Dwindling pensions still swindling funds from vital city and state services
Paul Sakuma, Associated Press
When a series of major cities went bankrupt in the height of the Great Recession, fears festered that scores of state and local governments faced immediate jeopardy. But after Stockton and San Bernardino in California, and then, most notably, Detroit all declared bankruptcy, the tide of insolvency slowed, leading many to think the crisis had passed.
Not so, agreed a panel of pension reform experts assembled at the Brookings Institution last week. Severely underfunded pensions are still forcing cities to crowd out vital services such as police, fire and schools, the panelists agreed, citing examples ranging from San Jose to Rhode Island.
By 2020, said Brookings Institution fellow Matthew Chingos, Milwaukie schools will have to fire 24 percent of their teachers or reduce salaries and benefits by 24 percent. The pressure comes amidst a series of major municipal bankruptcies that jarred the nation in the immediate aftermath of the Great Recession, reaching from major cities in California to the iconic manufacturing giant of Detroit.

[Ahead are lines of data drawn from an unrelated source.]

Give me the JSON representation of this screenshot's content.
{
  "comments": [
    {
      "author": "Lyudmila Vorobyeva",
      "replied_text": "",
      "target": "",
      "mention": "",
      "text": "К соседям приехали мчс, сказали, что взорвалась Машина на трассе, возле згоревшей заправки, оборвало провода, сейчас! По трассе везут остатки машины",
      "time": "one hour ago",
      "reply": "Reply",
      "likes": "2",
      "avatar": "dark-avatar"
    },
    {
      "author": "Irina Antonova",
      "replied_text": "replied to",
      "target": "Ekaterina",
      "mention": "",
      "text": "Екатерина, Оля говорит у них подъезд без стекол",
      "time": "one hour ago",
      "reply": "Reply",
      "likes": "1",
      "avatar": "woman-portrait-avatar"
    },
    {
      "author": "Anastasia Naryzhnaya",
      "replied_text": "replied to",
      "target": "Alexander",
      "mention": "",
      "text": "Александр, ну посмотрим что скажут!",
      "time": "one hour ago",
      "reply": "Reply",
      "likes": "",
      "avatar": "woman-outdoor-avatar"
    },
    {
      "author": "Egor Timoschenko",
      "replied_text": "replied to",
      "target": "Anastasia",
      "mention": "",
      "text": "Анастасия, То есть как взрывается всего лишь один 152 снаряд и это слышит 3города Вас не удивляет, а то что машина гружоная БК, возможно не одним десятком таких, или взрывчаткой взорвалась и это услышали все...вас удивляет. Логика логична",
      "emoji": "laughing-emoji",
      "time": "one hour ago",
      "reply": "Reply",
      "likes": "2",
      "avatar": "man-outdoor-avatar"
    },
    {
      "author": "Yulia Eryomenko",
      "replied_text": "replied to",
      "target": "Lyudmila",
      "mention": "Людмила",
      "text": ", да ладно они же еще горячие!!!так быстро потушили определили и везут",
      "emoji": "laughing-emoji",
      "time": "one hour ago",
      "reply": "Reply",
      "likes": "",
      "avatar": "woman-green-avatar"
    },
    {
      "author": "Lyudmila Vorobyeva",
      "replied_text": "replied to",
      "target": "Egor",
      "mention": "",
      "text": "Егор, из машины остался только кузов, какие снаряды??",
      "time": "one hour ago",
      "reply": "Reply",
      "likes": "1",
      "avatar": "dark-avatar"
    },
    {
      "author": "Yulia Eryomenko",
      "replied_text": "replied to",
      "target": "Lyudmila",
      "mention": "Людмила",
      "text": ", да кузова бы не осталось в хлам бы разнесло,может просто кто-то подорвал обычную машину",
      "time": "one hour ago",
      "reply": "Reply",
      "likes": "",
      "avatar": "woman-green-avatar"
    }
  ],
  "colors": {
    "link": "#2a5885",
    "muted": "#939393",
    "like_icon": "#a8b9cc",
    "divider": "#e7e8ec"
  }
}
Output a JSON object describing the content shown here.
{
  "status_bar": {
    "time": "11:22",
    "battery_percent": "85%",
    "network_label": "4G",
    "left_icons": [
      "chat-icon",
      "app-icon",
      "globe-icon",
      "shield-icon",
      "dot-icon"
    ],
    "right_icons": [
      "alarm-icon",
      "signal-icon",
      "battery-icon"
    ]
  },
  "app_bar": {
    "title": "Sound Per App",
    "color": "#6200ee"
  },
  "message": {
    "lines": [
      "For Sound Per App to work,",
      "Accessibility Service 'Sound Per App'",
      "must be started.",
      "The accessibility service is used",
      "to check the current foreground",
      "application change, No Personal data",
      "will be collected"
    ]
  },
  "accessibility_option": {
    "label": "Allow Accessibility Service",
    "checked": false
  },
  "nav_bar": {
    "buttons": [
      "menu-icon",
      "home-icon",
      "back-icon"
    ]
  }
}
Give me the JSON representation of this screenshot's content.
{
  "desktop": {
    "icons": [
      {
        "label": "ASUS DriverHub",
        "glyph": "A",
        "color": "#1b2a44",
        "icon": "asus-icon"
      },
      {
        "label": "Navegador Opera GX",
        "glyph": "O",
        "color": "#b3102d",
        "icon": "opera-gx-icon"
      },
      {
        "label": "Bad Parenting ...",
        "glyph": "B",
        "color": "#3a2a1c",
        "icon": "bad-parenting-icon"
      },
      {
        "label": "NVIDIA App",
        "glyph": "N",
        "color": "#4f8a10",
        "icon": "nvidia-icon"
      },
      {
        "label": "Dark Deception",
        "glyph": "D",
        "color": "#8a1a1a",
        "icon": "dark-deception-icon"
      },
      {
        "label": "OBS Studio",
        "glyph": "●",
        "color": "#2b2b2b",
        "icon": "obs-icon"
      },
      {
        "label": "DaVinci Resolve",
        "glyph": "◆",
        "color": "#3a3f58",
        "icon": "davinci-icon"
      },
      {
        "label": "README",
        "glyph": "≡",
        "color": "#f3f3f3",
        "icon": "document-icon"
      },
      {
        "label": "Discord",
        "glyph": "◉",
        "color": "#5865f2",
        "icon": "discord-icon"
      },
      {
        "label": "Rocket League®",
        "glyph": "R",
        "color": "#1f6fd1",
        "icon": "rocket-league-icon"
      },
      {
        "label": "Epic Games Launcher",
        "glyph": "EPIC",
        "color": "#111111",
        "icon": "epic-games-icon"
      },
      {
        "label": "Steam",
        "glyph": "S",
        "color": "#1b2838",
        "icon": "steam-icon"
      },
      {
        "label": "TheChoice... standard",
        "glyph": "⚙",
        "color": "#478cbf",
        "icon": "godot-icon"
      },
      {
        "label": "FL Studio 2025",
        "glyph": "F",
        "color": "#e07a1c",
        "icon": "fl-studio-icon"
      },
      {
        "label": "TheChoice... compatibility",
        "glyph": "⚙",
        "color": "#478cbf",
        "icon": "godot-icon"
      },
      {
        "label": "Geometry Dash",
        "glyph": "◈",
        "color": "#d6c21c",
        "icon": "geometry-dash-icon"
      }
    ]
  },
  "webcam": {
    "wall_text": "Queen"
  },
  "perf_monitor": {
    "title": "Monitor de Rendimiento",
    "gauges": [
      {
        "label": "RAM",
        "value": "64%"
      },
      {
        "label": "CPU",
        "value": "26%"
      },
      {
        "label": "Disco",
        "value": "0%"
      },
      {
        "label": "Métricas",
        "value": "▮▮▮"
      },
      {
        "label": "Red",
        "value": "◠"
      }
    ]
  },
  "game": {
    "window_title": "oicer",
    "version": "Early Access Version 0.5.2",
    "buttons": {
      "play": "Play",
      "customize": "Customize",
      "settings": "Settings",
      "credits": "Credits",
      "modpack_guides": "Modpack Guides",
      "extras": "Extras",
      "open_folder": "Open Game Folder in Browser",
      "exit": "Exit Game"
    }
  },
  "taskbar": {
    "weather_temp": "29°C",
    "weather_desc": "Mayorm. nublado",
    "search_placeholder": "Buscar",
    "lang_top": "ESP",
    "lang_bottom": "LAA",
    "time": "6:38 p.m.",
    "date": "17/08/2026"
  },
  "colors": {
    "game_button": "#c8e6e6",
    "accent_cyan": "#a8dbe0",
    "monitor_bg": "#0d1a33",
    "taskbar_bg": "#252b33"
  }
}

Public pensions nationwide still sit in a $3 trillion “unfunded liability” gap, the difference between promised benefits and the money saved to pay them, Chingos said. And while public employees have long assumed that their pensions are legally protected, he noted that a federal judge recently ruled in Detroit that pension obligations could be put on the chopping block there.
In addition to a handful of scholars, the Brookings panel included Mayor Chuck Reed of San Jose and Rhode Island Deputy Treasurer Mark Dingley — both Democrats and both fresh from the trenches of the pension reform wars.
None of the panelists disagreed on the essential thesis, namely that cities were being forced to choose between paying for essential services and servicing ongoing commitments to poorly handled and ill-considered pension plans.
San Jose, the third largest city in California and the 10th largest city in the country, found its pension costs eating up more than 20 percent of its annual budget, said Mayor Chuck Reed. Pension costs had tripled over a 10-year period, and the city had at first responded by decimating services.
Over a decade, the city cut its payroll by 28 percent. “No department escaped the cuts,” Reed said, “and that included police, fire and librarians.” City pension costs had jumped from $73 million a year to more than $245 million.
The city finally responded with pension reform pushed over the objections of its 11 employee bargaining units. The proposed reform was supported by 70 percent of the voters. “The alternatives were worse,” Reed said. “When the pain gets so much, service delivery, insolvency or bankruptcy, you get motivated.”
San Jose is not an outlier, Reed said. The state public employee and teacher retirement systems remain vastly underfunded even under optimistic scenarios, he said.
“We want to make sure our employees and retirees get paid what they’ve earned,” Reed said, “and we want to make sure residents get reasonable services they deserve. Trying to do both is extremely difficult.”
One problem, Reed said, is that it’s hard to get people to take the problem seriously until it’s nearly too late. “The sooner you start, the better off you are,” he said. “But the sooner you start, the harder it is to convince people they have to do something.”